(Oprah’s Book Club 2.0 current read)
Ayana Mathis tells the story of the children of the Great Migration through the trials of one unforgettable family. Captured here in twelve luminous narrative threads, their lives tell the story of a mother’s monumental courage and the journey of a nation. Beautiful and devastating, Ayana Mathis’s The Twelve Tribes of Hattie is wondrous from first to last–glorious, harrowing, unexpectedly uplifting, and blazing with life. An emotionally transfixing novel, a searing portrait of striving in the face of insurmountable adversity, an indelible encounter with the resilience of the human spirit and the driving force of the American dream.
Caucasia by Danzy Senna

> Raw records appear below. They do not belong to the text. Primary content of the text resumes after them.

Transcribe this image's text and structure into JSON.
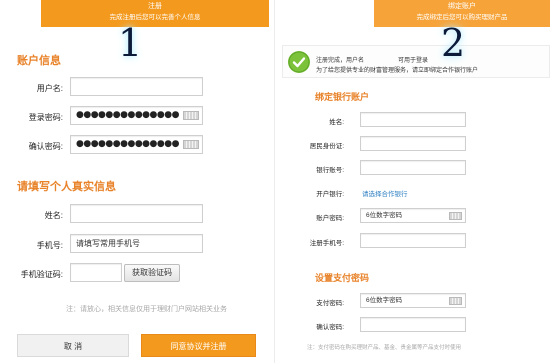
{
  "step1": {
    "number": "1",
    "banner_title": "注册",
    "banner_subtitle": "完成注册后您可以完善个人信息",
    "account_section_title": "账户信息",
    "username_label": "用户名:",
    "login_password_label": "登录密码:",
    "login_password_value": "●●●●●●●●●●●●●●",
    "confirm_password_label": "确认密码:",
    "confirm_password_value": "●●●●●●●●●●●●●●",
    "real_info_section_title": "请填写个人真实信息",
    "name_label": "姓名:",
    "mobile_label": "手机号:",
    "mobile_placeholder": "请填写常用手机号",
    "sms_code_label": "手机验证码:",
    "get_code_button": "获取验证码",
    "note": "注：请放心，相关信息仅用于理财门户网站相关业务",
    "cancel_button": "取 消",
    "submit_button": "同意协议并注册"
  },
  "step2": {
    "number": "2",
    "banner_title": "绑定账户",
    "banner_subtitle": "完成绑定后您可以购买理财产品",
    "success_msg_line1": "注册完成，用户名",
    "success_msg_line1b": "可用于登录",
    "success_msg_line2": "为了给您提供专业的财富管理服务，请立即绑定合作银行账户",
    "bind_bank_title": "绑定银行账户",
    "name_label": "姓名:",
    "id_card_label": "居民身份证:",
    "bank_account_label": "银行账号:",
    "open_bank_label": "开户银行:",
    "open_bank_link": "请选择合作银行",
    "account_password_label": "账户密码:",
    "account_password_placeholder": "6位数字密码",
    "registered_mobile_label": "注册手机号:",
    "pay_password_title": "设置支付密码",
    "pay_password_label": "支付密码:",
    "pay_password_placeholder": "6位数字密码",
    "confirm_label": "确认密码:",
    "note": "注：支付密码在购买理财产品、基金、贵金属等产品支付时使用"
  },
  "colors": {
    "accent_orange": "#f39a1e",
    "section_title": "#e8832a",
    "link_blue": "#2d7fc2",
    "success_green": "#7cc23a"
  }
}
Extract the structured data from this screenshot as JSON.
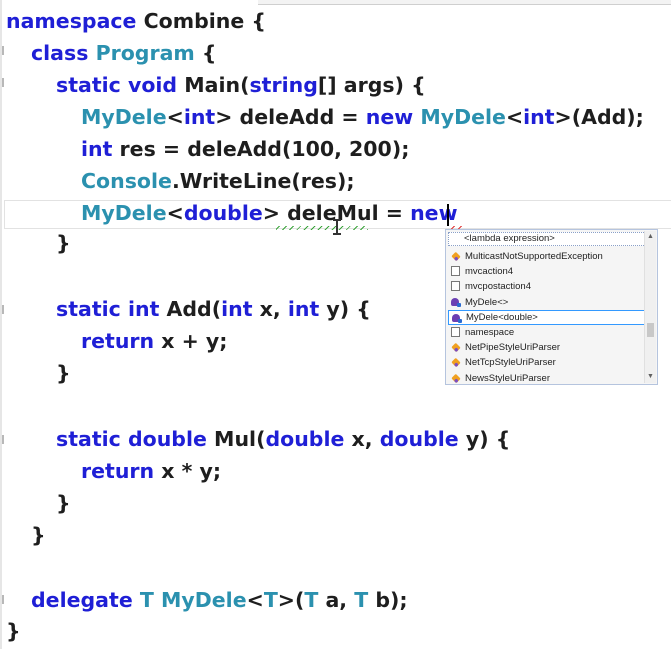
{
  "editor": {
    "lines": [
      [
        {
          "t": "namespace",
          "c": "kw"
        },
        {
          "t": " Combine {",
          "c": "txt"
        }
      ],
      [
        {
          "t": "class",
          "c": "kw"
        },
        {
          "t": " ",
          "c": "txt"
        },
        {
          "t": "Program",
          "c": "ty"
        },
        {
          "t": " {",
          "c": "txt"
        }
      ],
      [
        {
          "t": "static void",
          "c": "kw"
        },
        {
          "t": " Main(",
          "c": "txt"
        },
        {
          "t": "string",
          "c": "kw"
        },
        {
          "t": "[] args) {",
          "c": "txt"
        }
      ],
      [
        {
          "t": "MyDele",
          "c": "ty"
        },
        {
          "t": "<",
          "c": "txt"
        },
        {
          "t": "int",
          "c": "kw"
        },
        {
          "t": "> deleAdd = ",
          "c": "txt"
        },
        {
          "t": "new",
          "c": "kw"
        },
        {
          "t": " ",
          "c": "txt"
        },
        {
          "t": "MyDele",
          "c": "ty"
        },
        {
          "t": "<",
          "c": "txt"
        },
        {
          "t": "int",
          "c": "kw"
        },
        {
          "t": ">(Add);",
          "c": "txt"
        }
      ],
      [
        {
          "t": "int",
          "c": "kw"
        },
        {
          "t": " res = deleAdd(100, 200);",
          "c": "txt"
        }
      ],
      [
        {
          "t": "Console",
          "c": "ty"
        },
        {
          "t": ".WriteLine(res);",
          "c": "txt"
        }
      ],
      [
        {
          "t": "MyDele",
          "c": "ty"
        },
        {
          "t": "<",
          "c": "txt"
        },
        {
          "t": "double",
          "c": "kw"
        },
        {
          "t": "> deleMul = ",
          "c": "txt"
        },
        {
          "t": "new",
          "c": "kw"
        }
      ],
      [
        {
          "t": "}",
          "c": "txt"
        }
      ],
      [
        {
          "t": "static int",
          "c": "kw"
        },
        {
          "t": " Add(",
          "c": "txt"
        },
        {
          "t": "int",
          "c": "kw"
        },
        {
          "t": " x, ",
          "c": "txt"
        },
        {
          "t": "int",
          "c": "kw"
        },
        {
          "t": " y) {",
          "c": "txt"
        }
      ],
      [
        {
          "t": "return",
          "c": "kw"
        },
        {
          "t": " x + y;",
          "c": "txt"
        }
      ],
      [
        {
          "t": "}",
          "c": "txt"
        }
      ],
      [
        {
          "t": "static double",
          "c": "kw"
        },
        {
          "t": " Mul(",
          "c": "txt"
        },
        {
          "t": "double",
          "c": "kw"
        },
        {
          "t": " x, ",
          "c": "txt"
        },
        {
          "t": "double",
          "c": "kw"
        },
        {
          "t": " y) {",
          "c": "txt"
        }
      ],
      [
        {
          "t": "return",
          "c": "kw"
        },
        {
          "t": " x * y;",
          "c": "txt"
        }
      ],
      [
        {
          "t": "}",
          "c": "txt"
        }
      ],
      [
        {
          "t": "}",
          "c": "txt"
        }
      ],
      [
        {
          "t": "delegate",
          "c": "kw"
        },
        {
          "t": " ",
          "c": "txt"
        },
        {
          "t": "T",
          "c": "ty"
        },
        {
          "t": " ",
          "c": "txt"
        },
        {
          "t": "MyDele",
          "c": "ty"
        },
        {
          "t": "<",
          "c": "txt"
        },
        {
          "t": "T",
          "c": "ty"
        },
        {
          "t": ">(",
          "c": "txt"
        },
        {
          "t": "T",
          "c": "ty"
        },
        {
          "t": " a, ",
          "c": "txt"
        },
        {
          "t": "T",
          "c": "ty"
        },
        {
          "t": " b);",
          "c": "txt"
        }
      ],
      [
        {
          "t": "}",
          "c": "txt"
        }
      ]
    ]
  },
  "completion": {
    "header": "<lambda expression>",
    "items": [
      {
        "label": "MulticastNotSupportedException",
        "icon": "class-icon"
      },
      {
        "label": "mvcaction4",
        "icon": "snippet-icon"
      },
      {
        "label": "mvcpostaction4",
        "icon": "snippet-icon"
      },
      {
        "label": "MyDele<>",
        "icon": "delegate-icon"
      },
      {
        "label": "MyDele<double>",
        "icon": "delegate-icon",
        "selected": true
      },
      {
        "label": "namespace",
        "icon": "snippet-icon"
      },
      {
        "label": "NetPipeStyleUriParser",
        "icon": "class-icon"
      },
      {
        "label": "NetTcpStyleUriParser",
        "icon": "class-icon"
      },
      {
        "label": "NewsStyleUriParser",
        "icon": "class-icon"
      }
    ],
    "scroll_up_glyph": "▲",
    "scroll_down_glyph": "▼"
  }
}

“Birdie and Cole are the daughters of a black father and a white mother, intellectuals and activists in the Civil Rights Movement in 1970′s Boston. The sisters are so close that they have created a private language, yet to the outside world they can’t be sisters: Birdie appears to be white, while Cole is dark enough to fit in with the other kids at the Afrocentric school they attend. For Birdie, Cole is the mirror in which she can see her own blackness. Passing as the daughter and wife of a deceased Jewish professor, Birdie and her mother finally make their home in New Hampshire. Desperate to find Cole, yet afraid of betraying her mother and herself to some unknown danger, Birdie must learn to navigate the white world so that when she sets off in search of her sister, she is ready for what she will find.” (SFPL Summary).